He told CNN on Wednesday that his intention was to generate memories of phone calls or conversations, anything that might reveal more details about what happened the night Coggins was killed.
Calls came in from all over the state, Dix said. At least two came in from Mississippi. Witnesses provided emotional and vivid recollections — not of the actual murder, but of “the chain of events that led up to that night,” he said.
When deputies arrived to take Frankie Gebhardt, 59, and Bill Moore Sr., 58, into custody, they seemed less than surprised they were being charged with murder, the sheriff said.
“I don’t want to say both of them knew it was coming, but I think because of the news story coming out in July, it seemed like they were putting things together.”
Dix, who was just entering high school the year Coggins was slain, deputized Oscar Jordan and Clint Phillips III, the original investigators on the case in 1983, so they could take part in the arrest. Phillips fell ill and couldn’t make it, but Jordan joined deputies.
“I wanted them to be there when the handcuffs were put on,” Dix said.
Deputies used two pairs of handcuffs on each suspect. Dix gave Jordan one pair from each suspect and plans on giving the other two pairs to Phillips. Maybe they could place them in a shadowbox to commemorate the arrest, he said.
“Oscar was in tears. He was just absolutely moved,” the sheriff said. “I just told him, ‘You’ve waited 34 years for this. You’ve earned them.'”
Arrests don’t stem fear
Dix has alleged that the suspects intimidated witnesses for years. Heather Coggins declined to say whether anyone in her family had been threatened, citing the ongoing investigation and prosecution.
As for Dix’s claim that her uncle’s “torturous” killing was racially motivated, she also declined to share details. She did say, however, that most of her uncle’s friends were white, which might not have sat well with some folks in middle Georgia during the early 1980s.
Heather Coggins said she’d never seen or heard of the suspects before their arrests, but locking the men behind bars has done little to stem her and her family’s anxiety. Rather, it’s reopened some old wounds.
Arriving at a Griffin coffee shop before a CNN interview Wednesday, she noticed a truck circle the parking lot three times. It’s probably nothing, she told herself. Still, she watched it until she was satisfied it posed no threat before entering the cafe.

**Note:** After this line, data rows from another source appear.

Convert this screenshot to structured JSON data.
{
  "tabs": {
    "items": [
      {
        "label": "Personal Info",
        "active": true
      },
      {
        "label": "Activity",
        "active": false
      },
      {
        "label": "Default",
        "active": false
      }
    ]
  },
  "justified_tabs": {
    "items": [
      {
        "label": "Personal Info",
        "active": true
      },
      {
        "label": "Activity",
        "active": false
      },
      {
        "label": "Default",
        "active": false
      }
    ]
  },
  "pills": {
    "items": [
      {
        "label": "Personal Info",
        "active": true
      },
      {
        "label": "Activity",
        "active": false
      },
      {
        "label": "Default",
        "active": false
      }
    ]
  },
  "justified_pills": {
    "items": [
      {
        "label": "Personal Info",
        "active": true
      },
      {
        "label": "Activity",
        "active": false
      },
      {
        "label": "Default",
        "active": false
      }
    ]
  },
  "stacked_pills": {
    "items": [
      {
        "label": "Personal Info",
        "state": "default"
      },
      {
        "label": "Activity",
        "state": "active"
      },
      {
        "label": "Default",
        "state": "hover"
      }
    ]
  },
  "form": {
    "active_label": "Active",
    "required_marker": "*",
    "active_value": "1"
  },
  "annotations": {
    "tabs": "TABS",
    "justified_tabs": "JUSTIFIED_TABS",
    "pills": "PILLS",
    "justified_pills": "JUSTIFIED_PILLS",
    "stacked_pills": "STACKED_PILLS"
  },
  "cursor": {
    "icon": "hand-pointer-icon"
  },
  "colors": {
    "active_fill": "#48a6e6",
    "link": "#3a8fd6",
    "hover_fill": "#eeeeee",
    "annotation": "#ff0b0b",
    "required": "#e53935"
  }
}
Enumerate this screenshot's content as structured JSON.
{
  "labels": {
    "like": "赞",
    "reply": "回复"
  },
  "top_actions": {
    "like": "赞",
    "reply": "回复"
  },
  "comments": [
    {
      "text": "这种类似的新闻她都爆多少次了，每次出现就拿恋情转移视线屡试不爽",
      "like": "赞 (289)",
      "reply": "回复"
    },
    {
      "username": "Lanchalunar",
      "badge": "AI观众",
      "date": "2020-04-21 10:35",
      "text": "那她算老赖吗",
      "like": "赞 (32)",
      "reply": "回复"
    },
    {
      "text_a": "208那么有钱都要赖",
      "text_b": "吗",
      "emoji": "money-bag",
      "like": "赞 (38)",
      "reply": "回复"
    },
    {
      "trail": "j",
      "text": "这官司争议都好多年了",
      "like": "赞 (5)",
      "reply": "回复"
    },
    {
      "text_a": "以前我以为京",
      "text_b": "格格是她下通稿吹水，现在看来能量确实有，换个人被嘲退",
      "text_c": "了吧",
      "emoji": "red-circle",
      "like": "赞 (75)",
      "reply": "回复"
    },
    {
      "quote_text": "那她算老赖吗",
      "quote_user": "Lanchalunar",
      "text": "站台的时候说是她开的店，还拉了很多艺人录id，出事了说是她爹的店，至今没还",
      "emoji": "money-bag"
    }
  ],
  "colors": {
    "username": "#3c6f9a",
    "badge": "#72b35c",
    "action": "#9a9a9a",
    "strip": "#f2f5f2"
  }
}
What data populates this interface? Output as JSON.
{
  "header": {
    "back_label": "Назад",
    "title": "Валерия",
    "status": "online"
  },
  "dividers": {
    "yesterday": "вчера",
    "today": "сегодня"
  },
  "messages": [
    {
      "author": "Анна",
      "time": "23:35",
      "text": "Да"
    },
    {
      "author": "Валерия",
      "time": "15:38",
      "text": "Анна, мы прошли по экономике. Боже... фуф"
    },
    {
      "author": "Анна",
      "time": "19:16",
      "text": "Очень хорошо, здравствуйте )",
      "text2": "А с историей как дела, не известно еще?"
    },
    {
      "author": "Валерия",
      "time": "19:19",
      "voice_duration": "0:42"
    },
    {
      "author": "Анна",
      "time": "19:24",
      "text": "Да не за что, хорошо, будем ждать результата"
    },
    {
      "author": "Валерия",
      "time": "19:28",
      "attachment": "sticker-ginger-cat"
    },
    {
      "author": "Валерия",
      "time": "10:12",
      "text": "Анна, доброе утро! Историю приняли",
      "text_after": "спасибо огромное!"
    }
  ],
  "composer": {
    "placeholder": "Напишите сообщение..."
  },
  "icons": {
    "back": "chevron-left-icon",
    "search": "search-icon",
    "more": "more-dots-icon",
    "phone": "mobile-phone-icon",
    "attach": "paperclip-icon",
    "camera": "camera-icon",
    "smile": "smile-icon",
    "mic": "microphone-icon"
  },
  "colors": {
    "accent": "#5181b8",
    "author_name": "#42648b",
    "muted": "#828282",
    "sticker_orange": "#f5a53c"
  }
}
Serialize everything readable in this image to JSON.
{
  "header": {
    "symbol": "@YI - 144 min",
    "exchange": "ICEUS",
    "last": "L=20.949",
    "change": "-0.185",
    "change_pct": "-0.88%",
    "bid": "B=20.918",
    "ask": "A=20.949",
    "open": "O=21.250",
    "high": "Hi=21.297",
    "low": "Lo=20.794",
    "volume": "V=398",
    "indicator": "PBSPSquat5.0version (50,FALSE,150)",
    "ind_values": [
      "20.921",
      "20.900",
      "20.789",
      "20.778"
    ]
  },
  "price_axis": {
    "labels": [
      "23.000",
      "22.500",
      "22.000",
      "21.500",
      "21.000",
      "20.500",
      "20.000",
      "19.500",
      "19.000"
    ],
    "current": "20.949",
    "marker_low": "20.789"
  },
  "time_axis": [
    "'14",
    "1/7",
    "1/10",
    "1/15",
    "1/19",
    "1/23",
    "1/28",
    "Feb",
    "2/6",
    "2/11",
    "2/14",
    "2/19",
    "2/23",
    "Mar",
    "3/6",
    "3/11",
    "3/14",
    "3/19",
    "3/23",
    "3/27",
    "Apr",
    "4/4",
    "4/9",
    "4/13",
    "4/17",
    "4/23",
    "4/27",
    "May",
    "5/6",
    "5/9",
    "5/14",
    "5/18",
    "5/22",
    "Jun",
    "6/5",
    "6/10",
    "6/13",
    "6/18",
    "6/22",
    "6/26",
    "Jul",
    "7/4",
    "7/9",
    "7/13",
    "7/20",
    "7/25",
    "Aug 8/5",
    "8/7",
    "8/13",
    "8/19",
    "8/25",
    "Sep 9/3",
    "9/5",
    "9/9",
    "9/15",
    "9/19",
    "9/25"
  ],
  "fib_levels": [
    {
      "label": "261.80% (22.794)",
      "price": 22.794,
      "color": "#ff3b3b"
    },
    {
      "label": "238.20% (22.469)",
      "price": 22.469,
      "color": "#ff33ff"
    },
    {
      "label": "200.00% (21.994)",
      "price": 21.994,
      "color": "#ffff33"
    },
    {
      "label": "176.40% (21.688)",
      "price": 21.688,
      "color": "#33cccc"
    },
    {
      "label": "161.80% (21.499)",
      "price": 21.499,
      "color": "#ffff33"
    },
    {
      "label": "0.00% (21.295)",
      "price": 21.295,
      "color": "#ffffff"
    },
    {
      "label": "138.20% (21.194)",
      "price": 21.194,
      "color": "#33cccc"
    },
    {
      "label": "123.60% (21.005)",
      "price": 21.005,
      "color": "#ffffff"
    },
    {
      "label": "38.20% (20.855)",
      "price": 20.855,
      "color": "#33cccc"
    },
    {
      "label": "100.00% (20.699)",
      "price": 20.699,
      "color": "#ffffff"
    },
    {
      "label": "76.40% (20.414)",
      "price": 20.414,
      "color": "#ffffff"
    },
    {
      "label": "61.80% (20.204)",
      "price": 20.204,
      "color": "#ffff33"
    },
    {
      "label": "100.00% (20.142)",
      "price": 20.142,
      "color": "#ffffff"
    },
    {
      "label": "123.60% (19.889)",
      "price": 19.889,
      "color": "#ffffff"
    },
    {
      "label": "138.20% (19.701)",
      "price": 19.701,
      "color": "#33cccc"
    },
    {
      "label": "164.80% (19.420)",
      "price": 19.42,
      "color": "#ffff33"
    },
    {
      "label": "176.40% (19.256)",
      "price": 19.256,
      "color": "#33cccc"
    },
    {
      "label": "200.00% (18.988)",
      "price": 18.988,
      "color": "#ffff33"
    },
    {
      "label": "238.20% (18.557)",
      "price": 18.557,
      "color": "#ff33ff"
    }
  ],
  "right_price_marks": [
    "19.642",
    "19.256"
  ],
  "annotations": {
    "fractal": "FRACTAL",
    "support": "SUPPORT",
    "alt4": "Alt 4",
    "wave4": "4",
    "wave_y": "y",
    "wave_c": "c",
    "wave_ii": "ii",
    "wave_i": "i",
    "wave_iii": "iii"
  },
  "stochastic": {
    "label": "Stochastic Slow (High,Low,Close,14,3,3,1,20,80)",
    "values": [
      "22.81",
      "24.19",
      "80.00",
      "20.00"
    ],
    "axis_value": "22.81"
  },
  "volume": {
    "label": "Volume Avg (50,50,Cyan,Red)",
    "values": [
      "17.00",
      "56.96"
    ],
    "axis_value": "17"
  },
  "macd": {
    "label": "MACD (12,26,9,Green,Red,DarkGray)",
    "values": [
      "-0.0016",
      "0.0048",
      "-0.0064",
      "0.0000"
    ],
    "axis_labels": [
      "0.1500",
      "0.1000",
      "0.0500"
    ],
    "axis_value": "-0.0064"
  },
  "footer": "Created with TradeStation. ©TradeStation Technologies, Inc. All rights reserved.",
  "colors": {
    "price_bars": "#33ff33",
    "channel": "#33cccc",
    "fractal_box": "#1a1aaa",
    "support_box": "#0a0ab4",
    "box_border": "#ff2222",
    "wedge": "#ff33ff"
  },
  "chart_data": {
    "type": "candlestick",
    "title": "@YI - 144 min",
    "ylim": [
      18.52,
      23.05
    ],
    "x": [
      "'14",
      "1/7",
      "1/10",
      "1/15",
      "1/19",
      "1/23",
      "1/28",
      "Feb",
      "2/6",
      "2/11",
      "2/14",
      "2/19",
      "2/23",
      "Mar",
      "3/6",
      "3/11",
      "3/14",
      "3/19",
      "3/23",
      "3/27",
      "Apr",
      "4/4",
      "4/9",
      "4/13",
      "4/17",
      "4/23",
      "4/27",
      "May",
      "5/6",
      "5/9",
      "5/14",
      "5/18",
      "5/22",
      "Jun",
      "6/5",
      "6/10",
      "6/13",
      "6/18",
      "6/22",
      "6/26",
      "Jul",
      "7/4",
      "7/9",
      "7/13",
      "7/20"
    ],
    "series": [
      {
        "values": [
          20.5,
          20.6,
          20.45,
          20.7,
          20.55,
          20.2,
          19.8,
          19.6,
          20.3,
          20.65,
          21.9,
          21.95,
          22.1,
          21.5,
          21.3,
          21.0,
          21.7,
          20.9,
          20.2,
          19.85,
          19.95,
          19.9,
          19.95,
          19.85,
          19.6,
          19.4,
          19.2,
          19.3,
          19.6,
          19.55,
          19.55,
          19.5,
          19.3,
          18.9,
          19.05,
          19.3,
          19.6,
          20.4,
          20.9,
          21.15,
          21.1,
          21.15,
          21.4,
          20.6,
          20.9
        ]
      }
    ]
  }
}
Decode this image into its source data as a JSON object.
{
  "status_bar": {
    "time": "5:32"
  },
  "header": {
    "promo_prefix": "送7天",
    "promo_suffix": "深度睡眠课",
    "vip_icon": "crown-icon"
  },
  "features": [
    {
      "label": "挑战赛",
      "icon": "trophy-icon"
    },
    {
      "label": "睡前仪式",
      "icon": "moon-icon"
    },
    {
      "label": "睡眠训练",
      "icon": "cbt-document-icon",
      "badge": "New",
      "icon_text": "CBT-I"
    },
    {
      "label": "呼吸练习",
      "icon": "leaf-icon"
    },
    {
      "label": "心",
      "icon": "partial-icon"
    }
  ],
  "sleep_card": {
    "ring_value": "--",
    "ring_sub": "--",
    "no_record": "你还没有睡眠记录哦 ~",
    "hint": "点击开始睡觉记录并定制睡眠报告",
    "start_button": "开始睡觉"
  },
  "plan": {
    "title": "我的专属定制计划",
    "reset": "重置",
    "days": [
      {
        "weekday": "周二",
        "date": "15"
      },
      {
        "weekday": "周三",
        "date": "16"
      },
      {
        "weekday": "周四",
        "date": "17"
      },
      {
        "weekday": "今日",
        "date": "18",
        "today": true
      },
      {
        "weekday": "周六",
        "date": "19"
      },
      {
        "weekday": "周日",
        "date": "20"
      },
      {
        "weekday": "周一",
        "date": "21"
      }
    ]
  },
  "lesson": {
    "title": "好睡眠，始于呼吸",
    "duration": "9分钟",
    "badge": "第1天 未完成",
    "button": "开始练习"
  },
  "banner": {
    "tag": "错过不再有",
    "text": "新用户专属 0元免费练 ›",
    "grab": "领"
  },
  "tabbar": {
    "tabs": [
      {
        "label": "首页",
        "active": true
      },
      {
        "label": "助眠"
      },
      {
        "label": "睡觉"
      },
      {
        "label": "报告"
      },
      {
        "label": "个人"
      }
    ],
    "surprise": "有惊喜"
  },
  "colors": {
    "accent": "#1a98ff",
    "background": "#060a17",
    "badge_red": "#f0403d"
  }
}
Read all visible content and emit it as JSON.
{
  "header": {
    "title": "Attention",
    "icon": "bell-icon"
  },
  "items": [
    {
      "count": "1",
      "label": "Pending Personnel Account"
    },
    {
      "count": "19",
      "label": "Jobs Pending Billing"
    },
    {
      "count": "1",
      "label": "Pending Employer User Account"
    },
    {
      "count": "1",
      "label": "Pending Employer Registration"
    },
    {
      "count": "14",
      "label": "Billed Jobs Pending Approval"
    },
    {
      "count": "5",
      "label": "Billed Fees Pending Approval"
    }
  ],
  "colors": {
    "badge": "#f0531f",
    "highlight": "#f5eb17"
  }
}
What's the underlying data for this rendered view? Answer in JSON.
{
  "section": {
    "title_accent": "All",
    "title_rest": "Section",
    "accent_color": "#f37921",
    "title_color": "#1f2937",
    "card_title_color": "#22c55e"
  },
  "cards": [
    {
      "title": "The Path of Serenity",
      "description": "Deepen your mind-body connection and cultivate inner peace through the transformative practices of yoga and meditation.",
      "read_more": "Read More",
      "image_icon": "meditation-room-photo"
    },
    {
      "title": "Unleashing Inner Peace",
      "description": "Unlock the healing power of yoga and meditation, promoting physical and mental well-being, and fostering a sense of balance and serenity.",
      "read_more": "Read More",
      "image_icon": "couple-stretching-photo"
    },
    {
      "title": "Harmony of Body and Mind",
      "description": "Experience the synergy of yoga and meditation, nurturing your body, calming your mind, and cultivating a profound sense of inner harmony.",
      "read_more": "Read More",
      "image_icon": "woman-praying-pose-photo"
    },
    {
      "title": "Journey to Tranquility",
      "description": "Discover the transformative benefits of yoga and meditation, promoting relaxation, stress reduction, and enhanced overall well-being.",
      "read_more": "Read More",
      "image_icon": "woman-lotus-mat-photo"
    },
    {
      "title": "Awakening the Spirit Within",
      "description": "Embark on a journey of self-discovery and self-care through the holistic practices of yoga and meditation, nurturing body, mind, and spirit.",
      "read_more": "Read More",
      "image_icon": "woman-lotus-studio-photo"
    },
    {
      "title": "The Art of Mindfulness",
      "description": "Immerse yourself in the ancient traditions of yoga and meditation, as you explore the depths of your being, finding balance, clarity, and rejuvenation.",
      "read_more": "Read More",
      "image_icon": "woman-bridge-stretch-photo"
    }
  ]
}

“It makes you think about it a little because my face is out there,” she said.
She refuses to live in fear, she said, but she can’t help but be vigilant. That’s been true since 1983, when police came to her mother’s door with a photo of Timothy and her mother identified him by a childhood scar, she said.
Heather Coggins recalls her uncle’s closed-casket funeral, the raw sadness of it.
“After the funeral we stayed at an aunt’s house, 20 of us … because everyone was so afraid,” she said.
Space was tight, and the kids slept on the floor that night. She remembers having a nightmare about Uncle Tim, though the details escape her.
“You hear stories of what happened, and as a child, you were afraid. You didn’t know if people were going to come back. When you don’t know who it did it, you kind of live in fear. If I’m completely honest, it lasted all of our lives,” she said.